But the 10-year yield hangs in at 4.53%. If things were really bad, it would probably be trending lower. Gold is down a lot over the last week, which should quiet the inflation bears. And oil continues to hover in the $60-64 range.

I think the market needs to spend some more time consolidating. Big gaps down in the charts don't heal themselves overnight. But stocks will recover and go on to new highs, and investors will once again look back at another solid buying opportunity with regret.

Thursday, March 01, 2007

Investor Sentiment Check

During this mornings opening plunge, some of the fear indicators really spiked again. And even has the markets have recovered, the put/call ratios remain elevated.

The ARMS Index hit 7.99 this morning, higher than at any time during the recent bear market. Moreover, Tuesdays high of 15.98 was the highest reading in the history of the indicator.

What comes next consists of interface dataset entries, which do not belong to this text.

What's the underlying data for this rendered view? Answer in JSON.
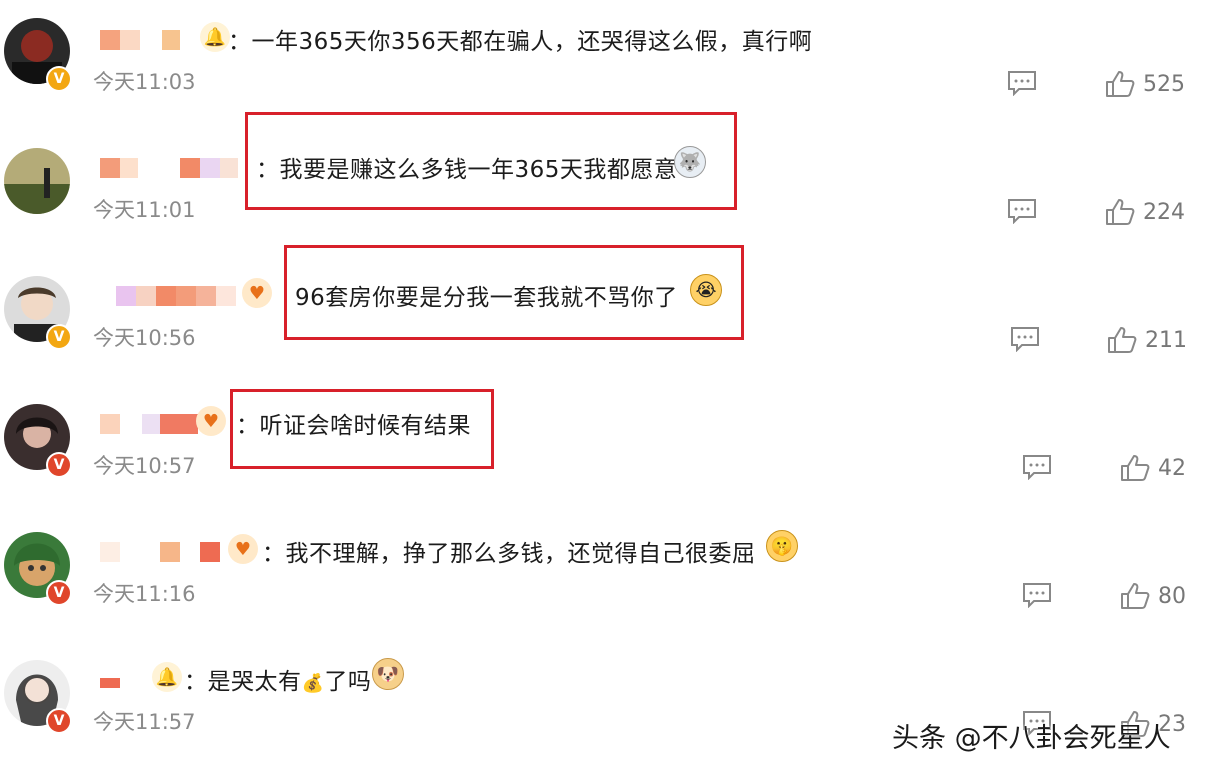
{
  "comments": [
    {
      "text": "：一年365天你356天都在骗人，还哭得这么假，真行啊",
      "time": "今天11:03",
      "likes": "525"
    },
    {
      "text": "：我要是赚这么多钱一年365天我都愿意",
      "time": "今天11:01",
      "likes": "224"
    },
    {
      "text": "96套房你要是分我一套我就不骂你了",
      "time": "今天10:56",
      "likes": "211"
    },
    {
      "text": "：听证会啥时候有结果",
      "time": "今天10:57",
      "likes": "42"
    },
    {
      "text": "：我不理解，挣了那么多钱，还觉得自己很委屈",
      "time": "今天11:16",
      "likes": "80"
    },
    {
      "text": "：是哭太有",
      "text_end": "了吗",
      "time": "今天11:57",
      "likes": "23"
    }
  ],
  "watermark": "头条 @不八卦会死星人",
  "colors": {
    "highlight_box": "#d8202a",
    "verified_gold": "#f3a712",
    "verified_red": "#e0462b"
  },
  "icons": [
    "comment-icon",
    "thumbs-up-icon",
    "verified-badge-icon",
    "emoji-icon",
    "money-bag-icon"
  ]
}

The volatility index (VXN) hit a new 7-month high this morning, reaching 19.40. It has since settled down.

The CBOE put/call ratio is at 1.50, a hugely bearish level, and it has been above 1.0 all week.

The ISEE is also at a high level of 0.95, indicating high levels of pessimism.

Although the correction may have more time before it runs its course, I think the extreme bearish sentiment will likely limit the extent of the pullback in percentage terms.

Enough Excitement For The Day Already

The market has shown enough excitement in the first half hour of trading that we might as well call it a day already. The DOW plunged more than 200 points after the open, as investors worried about the unwinding of the yen carry trade.

After that initial plunge, the market quickly bottomed and came flying back-- and I mean flying. Just go to your favorite charting service and take a look at the intraday volatility, in just the first hour!

There are trillions of dollars of borrowed yen that speculators have shorted to invest in higher yielding assets around the globe. But as Japan's fiscal year end is near, there is a lot of window dressing being done to shore up positions before the reporting period.

This, in combination with the rise in the Yen, has exacerbated the pressure on the carry trade players to sell stocks around the world and buy back borrowed yen. But as we saw last year, this trend is a short-term phenomenon, and won't likely affect the markets for much longer.

There was also some inflation data (core PCE) that came in a little higher than expected. But despite the negative inflation data, bond yields continued to fall (they should have risen), with the 10-year falling to 4.50%.

Oil is also trading lower ($61.15), which is good as we don't need any additional pressure on the market. The volatility indexes also spiked this morning, indicating another peak in fear. Time to start buying a little.